Three times a year, for more than a century, mortality rates for Americans aged 50 and older have hovered around 1.8 percent — or between 23,000 and 31,000 people a year. The government puts the annual decline in death rates for all ages at 4.3 percent over the past quarter-century.
But in one area, there is evidence that mortality has remained stubbornly high for many years: the rate of decline among cancer survivors. And in a new paper released today in the Proceedings of the National Academy of Sciences, a paper published under the “Omicron” subunit of the Cornell Unit, University of Chicago scientists discovered that while death rates in cancer victims have been falling over the last decade, the average patient’s survival time has declined by more than a day.
“There was a pattern in which the recovery time was getting much longer,” says David Reiss, a co-author of the paper, “and it got even longer later in the life course.”
Because cancer survivors are more likely to suffer cognitive impairment, they often lose their jobs or become disoriented. Some are forced to choose between medication or insurance, leading to a more prolonged recuperation period.

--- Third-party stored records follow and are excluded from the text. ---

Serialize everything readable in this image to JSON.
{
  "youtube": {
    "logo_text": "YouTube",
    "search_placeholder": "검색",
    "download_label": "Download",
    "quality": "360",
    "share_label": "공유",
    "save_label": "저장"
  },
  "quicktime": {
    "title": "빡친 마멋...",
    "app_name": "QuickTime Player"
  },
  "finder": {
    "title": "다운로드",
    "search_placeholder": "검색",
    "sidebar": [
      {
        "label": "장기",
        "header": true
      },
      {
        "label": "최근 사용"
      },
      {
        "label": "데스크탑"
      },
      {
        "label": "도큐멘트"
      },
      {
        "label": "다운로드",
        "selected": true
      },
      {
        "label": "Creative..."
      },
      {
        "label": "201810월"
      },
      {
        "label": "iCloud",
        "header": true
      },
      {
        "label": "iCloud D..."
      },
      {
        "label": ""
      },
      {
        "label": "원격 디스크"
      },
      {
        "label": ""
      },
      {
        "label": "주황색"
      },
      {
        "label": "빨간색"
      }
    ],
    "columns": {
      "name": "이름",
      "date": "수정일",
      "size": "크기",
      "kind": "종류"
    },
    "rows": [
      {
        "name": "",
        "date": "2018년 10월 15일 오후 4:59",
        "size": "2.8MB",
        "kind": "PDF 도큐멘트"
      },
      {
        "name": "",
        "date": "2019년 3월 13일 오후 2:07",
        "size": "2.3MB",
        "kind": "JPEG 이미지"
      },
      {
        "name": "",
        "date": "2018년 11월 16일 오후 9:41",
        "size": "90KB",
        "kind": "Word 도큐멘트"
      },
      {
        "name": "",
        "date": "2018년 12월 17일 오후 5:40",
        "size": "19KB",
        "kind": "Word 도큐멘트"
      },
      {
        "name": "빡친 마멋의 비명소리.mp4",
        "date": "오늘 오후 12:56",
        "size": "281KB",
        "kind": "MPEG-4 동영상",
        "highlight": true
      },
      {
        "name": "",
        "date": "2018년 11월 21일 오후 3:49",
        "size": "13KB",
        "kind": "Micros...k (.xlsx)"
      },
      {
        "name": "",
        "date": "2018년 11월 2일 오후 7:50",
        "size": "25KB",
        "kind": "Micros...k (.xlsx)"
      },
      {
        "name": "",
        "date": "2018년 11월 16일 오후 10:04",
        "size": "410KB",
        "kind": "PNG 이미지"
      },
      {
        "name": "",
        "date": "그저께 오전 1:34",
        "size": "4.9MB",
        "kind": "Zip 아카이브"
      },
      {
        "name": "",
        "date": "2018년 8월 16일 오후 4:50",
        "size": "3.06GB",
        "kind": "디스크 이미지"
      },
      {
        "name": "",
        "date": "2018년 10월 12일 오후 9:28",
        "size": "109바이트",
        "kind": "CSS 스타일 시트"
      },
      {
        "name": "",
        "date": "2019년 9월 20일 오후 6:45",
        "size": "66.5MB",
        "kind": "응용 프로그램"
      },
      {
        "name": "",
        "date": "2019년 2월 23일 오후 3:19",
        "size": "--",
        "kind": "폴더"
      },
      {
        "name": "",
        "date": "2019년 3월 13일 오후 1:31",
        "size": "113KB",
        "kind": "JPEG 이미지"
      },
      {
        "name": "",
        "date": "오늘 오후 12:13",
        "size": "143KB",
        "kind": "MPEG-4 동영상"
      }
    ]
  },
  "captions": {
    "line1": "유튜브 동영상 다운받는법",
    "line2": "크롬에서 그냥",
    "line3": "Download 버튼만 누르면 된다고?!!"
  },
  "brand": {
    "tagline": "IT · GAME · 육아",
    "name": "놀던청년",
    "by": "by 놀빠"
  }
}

The elderly can take their chances with blood-thinning medicines when they are mostly healthy, while treatment involves more time and medication, and more years of work for doctors to get through. The fewer the assets, the more you are at risk of exclusion.
Cancer remains the leading cause of death among those over the age of 65, yet there are other statistics that may suggest that once again, the pharmaceutical industry’s drugs may still be doing their job. In the current study, the authors focused on melanoma, and the best and worst performers. Among those 65 and older, there were about 13,500 cases of melanoma in 2010. Of those, 58 percent were successfully treated, yet 74 percent of those patients still experienced a post-treatment disability.
“The magnitude of impairment was very high, at 18 months,” says Reiss. “That’s another sign that skin cancer drugs may not just be shrinking tumors, but managing the residual disease.”
One impediment to treating cancer patients might be the gap between what doctors think is necessary to keep patients’ brains intact — such as a high dose of chemotherapy — and what patients think is necessary. Reiss and his colleagues suggest that using a definition of what’s necessary could lead to more effective, personalized therapies for cancer patients.
There is still a possibility that these drugs might work, at least in some people. But this is likely to help small, handfuls of cancer patients who can organize themselves and put aside their wish to miss work. More than one-third of patients with melanoma survive beyond five years. For better or worse, Reiss does not think that these findings mean cancer is especially curable.
“Although I think these studies are instructive, I do not think we’re at a point where physicians are completely at ease about taking away somebody’s benefits because of therapy,” he says. “That’s always a very loaded question. But my baseline view is that these cancer treatments should be withheld until these patients are extremely well.”